My physical image has always been something that I have been fundamentally in tune with. When I was younger, I was a very scrawny creature. Cue aging, and a lack of activity, and my body began getting bigger and bigger. With this larger exterior came a heavier baggage … bullying. For the most part of my life, friends have not been the easiest for me to maintain or to obtain strictly because of this bullying that I experienced as a kid. I was often called fat behind my back, I was never chosen first (usually last) at sports (probably for more reasons than just my lack of a physical body able for sports).
My parents wanted me to partake in activities, so they had me try baseball, football — to which I really gave my all; I even tried tennis. With each of these sports, I felt confused and rather out of place. When hurtful words of my largeness came into play, these psychologically altered my perception and, thus the premise of this post.
I lost weight after eighth grade and got thinner. I gained weight again in college and, after, lost an incredible 30 pounds of weight … and people thought I was skinny then … so how could I lose that much weight? Even now 30 pounds lighter, there are still pockets of fat on me and people continue to call me skinny.
WHAT IS SKINNY?
To be perfectly fair, I think people may actually find me to be skinny. Yes; I am slimmer than I have ever been, but does that define me as skinny — and, if not, then what is my definition of skinny.

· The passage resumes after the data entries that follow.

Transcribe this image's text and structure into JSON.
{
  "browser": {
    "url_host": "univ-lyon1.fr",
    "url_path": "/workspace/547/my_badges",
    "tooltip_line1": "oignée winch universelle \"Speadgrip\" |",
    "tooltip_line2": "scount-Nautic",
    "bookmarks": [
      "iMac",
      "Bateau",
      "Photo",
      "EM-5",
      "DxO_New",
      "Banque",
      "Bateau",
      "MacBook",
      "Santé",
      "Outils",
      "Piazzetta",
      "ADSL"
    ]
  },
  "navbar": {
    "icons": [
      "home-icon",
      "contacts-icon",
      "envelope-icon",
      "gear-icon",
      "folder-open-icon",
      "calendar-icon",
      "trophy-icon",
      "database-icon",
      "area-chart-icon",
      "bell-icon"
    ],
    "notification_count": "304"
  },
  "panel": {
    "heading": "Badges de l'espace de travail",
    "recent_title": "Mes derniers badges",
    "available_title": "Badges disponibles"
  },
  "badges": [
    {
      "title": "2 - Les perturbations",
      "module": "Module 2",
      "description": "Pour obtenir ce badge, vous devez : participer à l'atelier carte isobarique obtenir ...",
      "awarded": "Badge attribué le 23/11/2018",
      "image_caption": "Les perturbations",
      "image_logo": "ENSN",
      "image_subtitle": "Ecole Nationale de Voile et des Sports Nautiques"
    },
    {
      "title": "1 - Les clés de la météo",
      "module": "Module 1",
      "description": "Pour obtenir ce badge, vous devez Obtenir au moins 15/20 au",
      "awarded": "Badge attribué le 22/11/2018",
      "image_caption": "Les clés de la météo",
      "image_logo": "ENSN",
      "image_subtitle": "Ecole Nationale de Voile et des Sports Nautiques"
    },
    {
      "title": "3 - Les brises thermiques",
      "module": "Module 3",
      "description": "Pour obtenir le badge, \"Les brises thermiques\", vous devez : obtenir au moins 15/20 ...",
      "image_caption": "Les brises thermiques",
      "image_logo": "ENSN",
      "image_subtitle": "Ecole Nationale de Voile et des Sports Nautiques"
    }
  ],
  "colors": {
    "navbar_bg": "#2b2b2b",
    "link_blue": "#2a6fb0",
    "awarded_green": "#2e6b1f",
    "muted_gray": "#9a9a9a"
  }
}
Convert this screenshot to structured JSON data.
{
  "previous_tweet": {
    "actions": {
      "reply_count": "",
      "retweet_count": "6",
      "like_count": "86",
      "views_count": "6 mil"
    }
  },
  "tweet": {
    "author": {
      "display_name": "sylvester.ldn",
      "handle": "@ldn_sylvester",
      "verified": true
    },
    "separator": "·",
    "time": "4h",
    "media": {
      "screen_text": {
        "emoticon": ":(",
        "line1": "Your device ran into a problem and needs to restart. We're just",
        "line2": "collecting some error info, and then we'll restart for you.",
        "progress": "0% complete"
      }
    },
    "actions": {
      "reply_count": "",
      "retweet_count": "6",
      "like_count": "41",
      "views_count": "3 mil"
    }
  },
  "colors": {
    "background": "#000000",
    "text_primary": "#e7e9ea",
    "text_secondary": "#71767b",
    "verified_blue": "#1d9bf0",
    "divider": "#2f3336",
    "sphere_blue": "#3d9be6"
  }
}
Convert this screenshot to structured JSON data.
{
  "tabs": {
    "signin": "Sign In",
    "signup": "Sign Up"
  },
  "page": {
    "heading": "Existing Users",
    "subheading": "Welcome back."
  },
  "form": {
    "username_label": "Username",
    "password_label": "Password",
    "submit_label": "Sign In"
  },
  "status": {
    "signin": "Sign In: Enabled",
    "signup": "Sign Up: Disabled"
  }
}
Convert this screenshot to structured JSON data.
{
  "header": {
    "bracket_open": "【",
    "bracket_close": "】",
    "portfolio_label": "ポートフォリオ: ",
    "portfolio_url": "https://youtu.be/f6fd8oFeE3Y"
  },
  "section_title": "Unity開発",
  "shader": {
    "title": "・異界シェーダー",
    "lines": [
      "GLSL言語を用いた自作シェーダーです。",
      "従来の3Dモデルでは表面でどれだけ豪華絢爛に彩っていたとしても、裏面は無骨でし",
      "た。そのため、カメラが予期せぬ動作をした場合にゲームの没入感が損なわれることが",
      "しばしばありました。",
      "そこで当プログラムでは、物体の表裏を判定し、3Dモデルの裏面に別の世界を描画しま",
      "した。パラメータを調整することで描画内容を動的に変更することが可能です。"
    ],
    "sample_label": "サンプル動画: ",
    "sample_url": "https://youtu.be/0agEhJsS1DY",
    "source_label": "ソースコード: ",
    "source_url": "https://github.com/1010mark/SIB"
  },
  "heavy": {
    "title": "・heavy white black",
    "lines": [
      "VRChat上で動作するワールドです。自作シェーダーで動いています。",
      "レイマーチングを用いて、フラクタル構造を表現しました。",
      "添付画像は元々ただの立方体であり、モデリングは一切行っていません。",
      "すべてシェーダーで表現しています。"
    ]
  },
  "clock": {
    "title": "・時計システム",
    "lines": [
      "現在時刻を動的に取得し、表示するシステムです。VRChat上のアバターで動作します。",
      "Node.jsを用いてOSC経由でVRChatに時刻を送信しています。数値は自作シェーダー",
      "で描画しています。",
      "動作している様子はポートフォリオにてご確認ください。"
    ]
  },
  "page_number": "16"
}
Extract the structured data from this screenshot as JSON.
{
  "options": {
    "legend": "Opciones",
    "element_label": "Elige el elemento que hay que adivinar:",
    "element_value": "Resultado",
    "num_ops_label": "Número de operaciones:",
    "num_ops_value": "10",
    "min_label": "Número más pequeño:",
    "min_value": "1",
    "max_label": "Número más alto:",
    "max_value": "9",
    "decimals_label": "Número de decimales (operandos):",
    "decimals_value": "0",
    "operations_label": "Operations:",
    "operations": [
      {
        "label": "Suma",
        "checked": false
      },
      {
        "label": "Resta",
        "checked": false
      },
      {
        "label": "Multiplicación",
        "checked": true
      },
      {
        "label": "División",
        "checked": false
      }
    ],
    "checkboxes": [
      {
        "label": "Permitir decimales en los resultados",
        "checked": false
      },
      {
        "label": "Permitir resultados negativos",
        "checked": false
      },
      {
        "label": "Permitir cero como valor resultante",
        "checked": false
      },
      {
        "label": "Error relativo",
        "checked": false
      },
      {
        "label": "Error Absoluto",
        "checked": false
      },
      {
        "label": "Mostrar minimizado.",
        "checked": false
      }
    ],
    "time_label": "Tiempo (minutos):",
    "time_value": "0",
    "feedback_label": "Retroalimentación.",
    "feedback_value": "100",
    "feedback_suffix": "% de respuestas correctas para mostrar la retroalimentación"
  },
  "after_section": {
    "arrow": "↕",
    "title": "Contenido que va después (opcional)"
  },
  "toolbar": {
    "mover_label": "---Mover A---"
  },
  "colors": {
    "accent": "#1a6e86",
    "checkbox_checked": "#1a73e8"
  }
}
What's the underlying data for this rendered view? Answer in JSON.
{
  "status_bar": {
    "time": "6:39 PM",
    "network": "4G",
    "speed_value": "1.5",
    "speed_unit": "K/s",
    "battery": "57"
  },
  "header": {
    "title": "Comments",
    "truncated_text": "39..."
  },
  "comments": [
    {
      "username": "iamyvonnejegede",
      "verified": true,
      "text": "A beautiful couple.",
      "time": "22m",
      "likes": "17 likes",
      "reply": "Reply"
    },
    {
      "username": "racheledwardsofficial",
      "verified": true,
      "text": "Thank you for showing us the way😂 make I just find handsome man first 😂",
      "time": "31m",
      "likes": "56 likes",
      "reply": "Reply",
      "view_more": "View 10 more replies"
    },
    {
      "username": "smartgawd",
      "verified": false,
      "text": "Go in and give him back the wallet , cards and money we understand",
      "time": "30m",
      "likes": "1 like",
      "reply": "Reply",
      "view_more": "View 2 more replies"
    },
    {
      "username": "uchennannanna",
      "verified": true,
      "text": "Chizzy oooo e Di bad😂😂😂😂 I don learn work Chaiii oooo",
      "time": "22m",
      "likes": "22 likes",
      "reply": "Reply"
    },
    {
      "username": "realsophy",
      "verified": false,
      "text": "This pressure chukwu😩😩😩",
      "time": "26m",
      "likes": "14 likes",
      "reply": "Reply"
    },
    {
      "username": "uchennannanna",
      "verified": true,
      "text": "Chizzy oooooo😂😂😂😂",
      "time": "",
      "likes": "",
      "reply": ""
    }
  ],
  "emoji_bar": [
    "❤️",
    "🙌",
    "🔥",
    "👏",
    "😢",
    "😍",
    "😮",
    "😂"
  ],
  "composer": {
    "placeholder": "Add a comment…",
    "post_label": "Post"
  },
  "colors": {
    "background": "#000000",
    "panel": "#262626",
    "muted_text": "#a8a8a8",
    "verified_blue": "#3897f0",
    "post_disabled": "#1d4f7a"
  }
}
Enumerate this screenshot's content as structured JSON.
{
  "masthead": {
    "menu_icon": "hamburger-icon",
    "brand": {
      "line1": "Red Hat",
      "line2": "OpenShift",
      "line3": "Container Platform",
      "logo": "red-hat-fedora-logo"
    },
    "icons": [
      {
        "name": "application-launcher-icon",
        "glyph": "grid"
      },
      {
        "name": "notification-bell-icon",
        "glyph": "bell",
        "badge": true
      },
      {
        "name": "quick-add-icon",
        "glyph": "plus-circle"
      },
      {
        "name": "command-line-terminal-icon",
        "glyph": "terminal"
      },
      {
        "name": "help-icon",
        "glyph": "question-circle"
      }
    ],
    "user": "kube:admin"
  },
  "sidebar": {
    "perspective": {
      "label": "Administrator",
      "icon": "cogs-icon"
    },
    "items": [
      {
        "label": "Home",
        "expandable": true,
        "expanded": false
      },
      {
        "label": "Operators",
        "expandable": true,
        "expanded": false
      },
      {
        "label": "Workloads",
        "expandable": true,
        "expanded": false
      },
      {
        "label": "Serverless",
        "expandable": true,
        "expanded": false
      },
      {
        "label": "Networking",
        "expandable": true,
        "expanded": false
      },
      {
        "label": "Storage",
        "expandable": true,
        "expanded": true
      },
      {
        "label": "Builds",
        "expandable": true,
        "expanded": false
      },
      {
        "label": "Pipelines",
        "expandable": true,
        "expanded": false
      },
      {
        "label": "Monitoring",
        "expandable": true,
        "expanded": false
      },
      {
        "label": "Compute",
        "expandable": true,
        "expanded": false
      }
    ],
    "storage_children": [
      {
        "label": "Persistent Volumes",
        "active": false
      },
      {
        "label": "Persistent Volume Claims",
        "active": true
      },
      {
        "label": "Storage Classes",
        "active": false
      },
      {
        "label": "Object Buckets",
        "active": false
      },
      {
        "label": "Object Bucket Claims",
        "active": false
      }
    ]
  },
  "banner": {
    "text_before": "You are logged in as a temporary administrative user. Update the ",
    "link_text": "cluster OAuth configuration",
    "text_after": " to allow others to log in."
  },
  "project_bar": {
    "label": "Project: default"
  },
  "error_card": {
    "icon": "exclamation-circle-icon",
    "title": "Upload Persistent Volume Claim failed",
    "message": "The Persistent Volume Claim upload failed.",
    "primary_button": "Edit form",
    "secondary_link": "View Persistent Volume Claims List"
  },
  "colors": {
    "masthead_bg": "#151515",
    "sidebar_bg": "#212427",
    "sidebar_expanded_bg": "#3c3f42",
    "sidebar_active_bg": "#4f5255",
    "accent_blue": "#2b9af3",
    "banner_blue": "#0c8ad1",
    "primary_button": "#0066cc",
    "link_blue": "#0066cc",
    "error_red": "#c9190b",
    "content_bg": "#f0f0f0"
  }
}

While I know I am never going to have Zac Efron abs, I do desire some type of definition in my midsection. Or, more obtainably, no love-handles or muffin-tops. People don’t understand that, when I wear clothes, there is fat that goes over the pant/boxer line, and this is the visual image that bothers me so much. I don’t care if I’m not strong, I just care that I can take my shirt off and feel good about it. I want to be someone looked at, not just glanced at.
To be continued … this is a long post tbh.